My Father had a severe disfigurement of his feet from untreated childhood arthritis and the twisted nature of his toes could almost be called Hoven..I can remember him coming home from work in severe pain and I would gently unlace his hard black shoes and very carefully remove his socks and bring a bowl from the kitchen to soak his feet ...it was a process where one learns empathy and to realize we all might not be what we seem underneath and that is true of not just clothing but of our mind.

I suspect this and the years at the children's Hospital had some influence on my work.

I don't see my work as entirely imaginary ...I see it as a way to express emotions I don't have words for ...so I use pictures.

Onlookers have described your work as both grotesque and beautiful at the same time. How would you respond to that?

I think that's a good way of describing it. It's also a good way of describing the human species and our short history on this little blue world.. "both grotesque and beautiful".

Perhaps we can't really see one without noticing the qualities of the other.
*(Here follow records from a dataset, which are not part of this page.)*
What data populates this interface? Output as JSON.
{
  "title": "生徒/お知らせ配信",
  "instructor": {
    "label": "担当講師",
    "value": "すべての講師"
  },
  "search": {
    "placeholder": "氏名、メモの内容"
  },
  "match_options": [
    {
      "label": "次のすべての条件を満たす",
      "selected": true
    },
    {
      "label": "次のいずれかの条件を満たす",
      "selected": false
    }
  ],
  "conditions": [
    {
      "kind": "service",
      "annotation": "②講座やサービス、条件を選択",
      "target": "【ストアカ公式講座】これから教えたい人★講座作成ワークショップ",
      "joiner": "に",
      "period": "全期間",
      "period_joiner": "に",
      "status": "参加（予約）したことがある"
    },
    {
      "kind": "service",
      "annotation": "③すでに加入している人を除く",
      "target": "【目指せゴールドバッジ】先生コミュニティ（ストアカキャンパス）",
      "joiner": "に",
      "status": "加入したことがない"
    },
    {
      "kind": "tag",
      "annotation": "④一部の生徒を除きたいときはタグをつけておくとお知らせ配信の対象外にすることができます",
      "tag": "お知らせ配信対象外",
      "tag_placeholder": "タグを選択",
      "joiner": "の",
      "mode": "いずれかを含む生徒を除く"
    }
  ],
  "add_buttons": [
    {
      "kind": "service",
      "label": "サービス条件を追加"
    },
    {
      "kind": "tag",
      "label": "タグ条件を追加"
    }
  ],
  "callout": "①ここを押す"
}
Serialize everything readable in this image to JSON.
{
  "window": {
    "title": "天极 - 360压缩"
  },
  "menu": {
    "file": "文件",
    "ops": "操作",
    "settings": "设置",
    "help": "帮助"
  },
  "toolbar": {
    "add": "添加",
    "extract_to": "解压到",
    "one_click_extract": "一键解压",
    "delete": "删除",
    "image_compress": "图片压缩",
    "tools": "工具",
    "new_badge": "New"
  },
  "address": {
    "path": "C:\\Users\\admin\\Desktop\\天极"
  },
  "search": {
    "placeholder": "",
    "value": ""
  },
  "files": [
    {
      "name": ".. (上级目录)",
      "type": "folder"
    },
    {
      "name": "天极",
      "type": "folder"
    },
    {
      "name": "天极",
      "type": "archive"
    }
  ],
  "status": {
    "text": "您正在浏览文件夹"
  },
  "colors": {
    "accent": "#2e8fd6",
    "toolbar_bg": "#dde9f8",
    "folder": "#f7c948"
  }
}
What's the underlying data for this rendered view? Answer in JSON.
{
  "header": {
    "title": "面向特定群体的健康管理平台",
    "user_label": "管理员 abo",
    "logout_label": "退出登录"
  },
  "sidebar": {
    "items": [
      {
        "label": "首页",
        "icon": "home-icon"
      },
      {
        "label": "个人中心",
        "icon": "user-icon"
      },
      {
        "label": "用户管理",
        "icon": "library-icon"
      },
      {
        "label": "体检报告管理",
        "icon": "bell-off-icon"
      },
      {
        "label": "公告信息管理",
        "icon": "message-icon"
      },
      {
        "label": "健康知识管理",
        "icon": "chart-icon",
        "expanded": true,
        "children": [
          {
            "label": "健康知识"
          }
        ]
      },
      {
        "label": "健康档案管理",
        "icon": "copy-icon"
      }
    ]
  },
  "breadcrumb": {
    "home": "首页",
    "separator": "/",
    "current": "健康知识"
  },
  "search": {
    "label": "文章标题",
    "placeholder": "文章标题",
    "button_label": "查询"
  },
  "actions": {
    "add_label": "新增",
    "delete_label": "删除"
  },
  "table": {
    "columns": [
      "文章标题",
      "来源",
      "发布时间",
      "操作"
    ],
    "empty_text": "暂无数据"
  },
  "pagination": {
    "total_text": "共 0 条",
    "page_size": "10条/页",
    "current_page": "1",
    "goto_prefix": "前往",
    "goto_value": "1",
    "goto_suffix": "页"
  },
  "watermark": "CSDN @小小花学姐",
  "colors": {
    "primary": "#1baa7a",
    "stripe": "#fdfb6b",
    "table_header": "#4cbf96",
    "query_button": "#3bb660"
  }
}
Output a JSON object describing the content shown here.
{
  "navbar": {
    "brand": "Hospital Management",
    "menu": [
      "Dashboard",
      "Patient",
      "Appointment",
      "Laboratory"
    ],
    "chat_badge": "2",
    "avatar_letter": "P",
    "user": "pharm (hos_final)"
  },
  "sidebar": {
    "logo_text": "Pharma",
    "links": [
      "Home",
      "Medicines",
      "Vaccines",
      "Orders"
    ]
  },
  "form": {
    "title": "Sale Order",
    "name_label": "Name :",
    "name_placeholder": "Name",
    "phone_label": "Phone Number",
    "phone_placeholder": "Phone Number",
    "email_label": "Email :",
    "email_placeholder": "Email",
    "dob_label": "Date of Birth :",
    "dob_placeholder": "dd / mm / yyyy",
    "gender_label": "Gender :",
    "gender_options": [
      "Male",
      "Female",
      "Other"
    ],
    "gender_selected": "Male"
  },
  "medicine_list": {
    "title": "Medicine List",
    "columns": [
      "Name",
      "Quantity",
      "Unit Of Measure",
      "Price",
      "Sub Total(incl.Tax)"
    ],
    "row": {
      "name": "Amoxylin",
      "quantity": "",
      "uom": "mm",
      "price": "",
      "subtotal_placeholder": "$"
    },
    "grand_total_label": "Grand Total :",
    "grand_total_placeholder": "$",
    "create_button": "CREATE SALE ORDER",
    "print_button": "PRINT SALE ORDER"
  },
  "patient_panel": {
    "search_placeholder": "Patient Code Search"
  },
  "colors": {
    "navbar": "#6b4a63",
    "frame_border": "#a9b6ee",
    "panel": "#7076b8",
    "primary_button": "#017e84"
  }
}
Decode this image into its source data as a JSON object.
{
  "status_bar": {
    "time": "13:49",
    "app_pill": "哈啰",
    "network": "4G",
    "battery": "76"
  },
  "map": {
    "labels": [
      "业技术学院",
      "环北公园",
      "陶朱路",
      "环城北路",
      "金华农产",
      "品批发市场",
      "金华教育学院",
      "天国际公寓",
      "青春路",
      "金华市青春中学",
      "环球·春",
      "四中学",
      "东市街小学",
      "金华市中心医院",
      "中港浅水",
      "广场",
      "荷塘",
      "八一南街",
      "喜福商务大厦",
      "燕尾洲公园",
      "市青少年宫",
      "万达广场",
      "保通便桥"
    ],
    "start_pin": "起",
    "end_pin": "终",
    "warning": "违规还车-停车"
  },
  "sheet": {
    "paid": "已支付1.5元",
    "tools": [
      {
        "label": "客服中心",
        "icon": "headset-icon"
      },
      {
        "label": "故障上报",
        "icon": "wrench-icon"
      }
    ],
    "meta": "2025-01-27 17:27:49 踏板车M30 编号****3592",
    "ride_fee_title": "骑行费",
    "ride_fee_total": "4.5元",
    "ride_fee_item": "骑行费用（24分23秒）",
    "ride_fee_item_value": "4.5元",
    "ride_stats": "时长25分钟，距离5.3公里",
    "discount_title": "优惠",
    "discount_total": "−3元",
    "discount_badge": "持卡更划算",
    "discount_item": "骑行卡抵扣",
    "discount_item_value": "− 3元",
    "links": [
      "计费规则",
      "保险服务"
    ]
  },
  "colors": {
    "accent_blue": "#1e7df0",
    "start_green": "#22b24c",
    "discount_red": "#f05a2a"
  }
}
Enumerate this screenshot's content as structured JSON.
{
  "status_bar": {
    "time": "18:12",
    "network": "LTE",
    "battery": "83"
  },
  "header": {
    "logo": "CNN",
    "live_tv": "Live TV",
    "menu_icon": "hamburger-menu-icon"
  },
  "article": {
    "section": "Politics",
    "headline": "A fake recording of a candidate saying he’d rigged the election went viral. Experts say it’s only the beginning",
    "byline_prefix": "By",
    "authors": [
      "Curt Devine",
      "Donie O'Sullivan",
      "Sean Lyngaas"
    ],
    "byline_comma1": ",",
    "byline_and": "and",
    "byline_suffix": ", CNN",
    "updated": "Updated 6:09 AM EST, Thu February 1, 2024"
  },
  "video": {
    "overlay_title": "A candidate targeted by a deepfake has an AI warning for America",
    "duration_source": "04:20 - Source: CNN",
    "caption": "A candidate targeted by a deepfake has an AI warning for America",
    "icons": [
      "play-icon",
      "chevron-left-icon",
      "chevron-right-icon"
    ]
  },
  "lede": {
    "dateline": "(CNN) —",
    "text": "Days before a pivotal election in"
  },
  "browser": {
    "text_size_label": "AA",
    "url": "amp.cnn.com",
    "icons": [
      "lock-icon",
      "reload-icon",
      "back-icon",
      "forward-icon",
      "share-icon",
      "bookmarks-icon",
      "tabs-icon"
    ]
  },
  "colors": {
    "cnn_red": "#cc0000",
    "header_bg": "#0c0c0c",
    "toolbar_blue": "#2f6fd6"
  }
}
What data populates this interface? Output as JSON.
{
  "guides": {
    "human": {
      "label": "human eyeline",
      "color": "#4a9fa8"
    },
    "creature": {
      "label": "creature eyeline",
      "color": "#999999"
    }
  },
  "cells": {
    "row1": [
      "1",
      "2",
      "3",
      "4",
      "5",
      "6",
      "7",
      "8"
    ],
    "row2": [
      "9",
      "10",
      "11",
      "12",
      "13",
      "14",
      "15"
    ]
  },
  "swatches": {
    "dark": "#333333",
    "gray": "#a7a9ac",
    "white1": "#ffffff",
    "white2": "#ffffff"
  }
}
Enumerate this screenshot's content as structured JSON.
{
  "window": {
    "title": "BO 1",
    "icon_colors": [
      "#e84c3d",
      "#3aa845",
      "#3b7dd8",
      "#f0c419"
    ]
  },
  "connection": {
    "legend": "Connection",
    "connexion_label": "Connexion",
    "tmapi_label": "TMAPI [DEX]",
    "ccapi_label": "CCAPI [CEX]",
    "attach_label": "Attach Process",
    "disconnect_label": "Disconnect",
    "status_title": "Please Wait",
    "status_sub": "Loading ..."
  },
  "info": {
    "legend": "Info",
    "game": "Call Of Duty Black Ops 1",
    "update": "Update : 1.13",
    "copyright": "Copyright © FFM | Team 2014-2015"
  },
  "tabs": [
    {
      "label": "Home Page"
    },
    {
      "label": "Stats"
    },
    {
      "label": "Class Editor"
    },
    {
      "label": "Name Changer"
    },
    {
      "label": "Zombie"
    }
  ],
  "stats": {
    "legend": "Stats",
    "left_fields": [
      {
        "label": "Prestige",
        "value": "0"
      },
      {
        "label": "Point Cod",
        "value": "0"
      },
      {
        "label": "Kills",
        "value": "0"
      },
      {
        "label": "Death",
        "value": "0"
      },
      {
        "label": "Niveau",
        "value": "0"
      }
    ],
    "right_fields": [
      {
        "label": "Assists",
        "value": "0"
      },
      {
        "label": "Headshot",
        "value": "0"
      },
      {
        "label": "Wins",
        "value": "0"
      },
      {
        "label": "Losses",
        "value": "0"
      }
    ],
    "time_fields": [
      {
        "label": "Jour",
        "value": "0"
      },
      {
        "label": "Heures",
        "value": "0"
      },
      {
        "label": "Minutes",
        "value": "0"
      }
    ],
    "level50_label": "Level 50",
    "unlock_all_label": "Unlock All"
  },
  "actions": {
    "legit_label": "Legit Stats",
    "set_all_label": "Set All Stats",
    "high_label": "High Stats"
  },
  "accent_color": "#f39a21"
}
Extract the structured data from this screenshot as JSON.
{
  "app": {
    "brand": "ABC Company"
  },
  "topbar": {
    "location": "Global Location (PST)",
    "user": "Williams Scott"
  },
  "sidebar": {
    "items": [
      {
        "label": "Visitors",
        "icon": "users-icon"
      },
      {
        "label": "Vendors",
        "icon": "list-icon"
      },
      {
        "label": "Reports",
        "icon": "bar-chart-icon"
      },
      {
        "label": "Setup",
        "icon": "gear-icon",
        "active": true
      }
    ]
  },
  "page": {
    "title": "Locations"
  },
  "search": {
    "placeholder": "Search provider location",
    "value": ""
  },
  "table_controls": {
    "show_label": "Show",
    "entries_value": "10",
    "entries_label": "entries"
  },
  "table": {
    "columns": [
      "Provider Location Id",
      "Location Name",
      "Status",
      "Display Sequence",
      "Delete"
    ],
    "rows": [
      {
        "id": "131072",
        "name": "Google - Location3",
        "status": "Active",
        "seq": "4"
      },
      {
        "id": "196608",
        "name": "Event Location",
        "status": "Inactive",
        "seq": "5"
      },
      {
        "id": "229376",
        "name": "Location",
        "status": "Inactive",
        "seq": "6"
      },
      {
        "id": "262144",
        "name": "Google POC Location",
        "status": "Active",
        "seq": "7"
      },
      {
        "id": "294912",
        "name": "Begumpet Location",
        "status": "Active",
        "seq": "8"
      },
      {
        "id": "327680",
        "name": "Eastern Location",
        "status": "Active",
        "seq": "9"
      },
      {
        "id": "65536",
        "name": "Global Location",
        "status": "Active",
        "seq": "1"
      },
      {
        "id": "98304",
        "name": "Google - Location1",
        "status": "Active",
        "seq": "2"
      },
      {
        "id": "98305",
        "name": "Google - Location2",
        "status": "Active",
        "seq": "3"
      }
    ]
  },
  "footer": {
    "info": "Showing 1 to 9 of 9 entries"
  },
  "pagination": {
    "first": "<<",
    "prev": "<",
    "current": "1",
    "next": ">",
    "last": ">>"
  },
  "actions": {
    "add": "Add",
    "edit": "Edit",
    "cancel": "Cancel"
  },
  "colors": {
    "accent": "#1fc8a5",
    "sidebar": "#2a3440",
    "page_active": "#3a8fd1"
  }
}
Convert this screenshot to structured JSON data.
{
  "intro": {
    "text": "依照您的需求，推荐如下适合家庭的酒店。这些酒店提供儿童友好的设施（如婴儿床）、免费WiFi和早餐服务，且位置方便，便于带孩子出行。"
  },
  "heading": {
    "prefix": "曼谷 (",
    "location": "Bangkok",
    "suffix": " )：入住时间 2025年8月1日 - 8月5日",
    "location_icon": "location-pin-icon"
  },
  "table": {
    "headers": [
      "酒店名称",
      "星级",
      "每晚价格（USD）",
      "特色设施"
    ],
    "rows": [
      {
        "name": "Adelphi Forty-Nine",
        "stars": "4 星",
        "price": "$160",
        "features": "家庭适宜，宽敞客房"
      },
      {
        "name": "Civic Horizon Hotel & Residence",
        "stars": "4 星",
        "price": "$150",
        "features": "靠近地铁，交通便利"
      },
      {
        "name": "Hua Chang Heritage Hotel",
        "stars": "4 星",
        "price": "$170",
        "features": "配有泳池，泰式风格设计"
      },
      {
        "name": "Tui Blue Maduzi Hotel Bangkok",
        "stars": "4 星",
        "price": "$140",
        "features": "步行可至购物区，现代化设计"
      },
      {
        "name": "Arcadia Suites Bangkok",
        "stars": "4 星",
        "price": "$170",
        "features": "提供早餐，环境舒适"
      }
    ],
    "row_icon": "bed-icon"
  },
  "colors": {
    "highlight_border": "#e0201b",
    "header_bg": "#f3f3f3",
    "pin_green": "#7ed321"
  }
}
I work hard to put many elements into my work though and would not want those two to be the only ones at my disposal.

I try to use ingredients like a perfumer uses to make small vials of odor.

Kindness, horror, sweetness, humor, sensuality, sexuality, taboo, pain, happiness, joy, mystery, putridity and clarity...these are all the little things I put into my pictures and all I ask is that you have a sniff.

If you could live in any other time in history when/where would it be?

In the future! ... lets see ...I am 54 ...I think I would like to see the next 45 years at least as that would be good for a start.

Ray Caesar is represented by Gallery House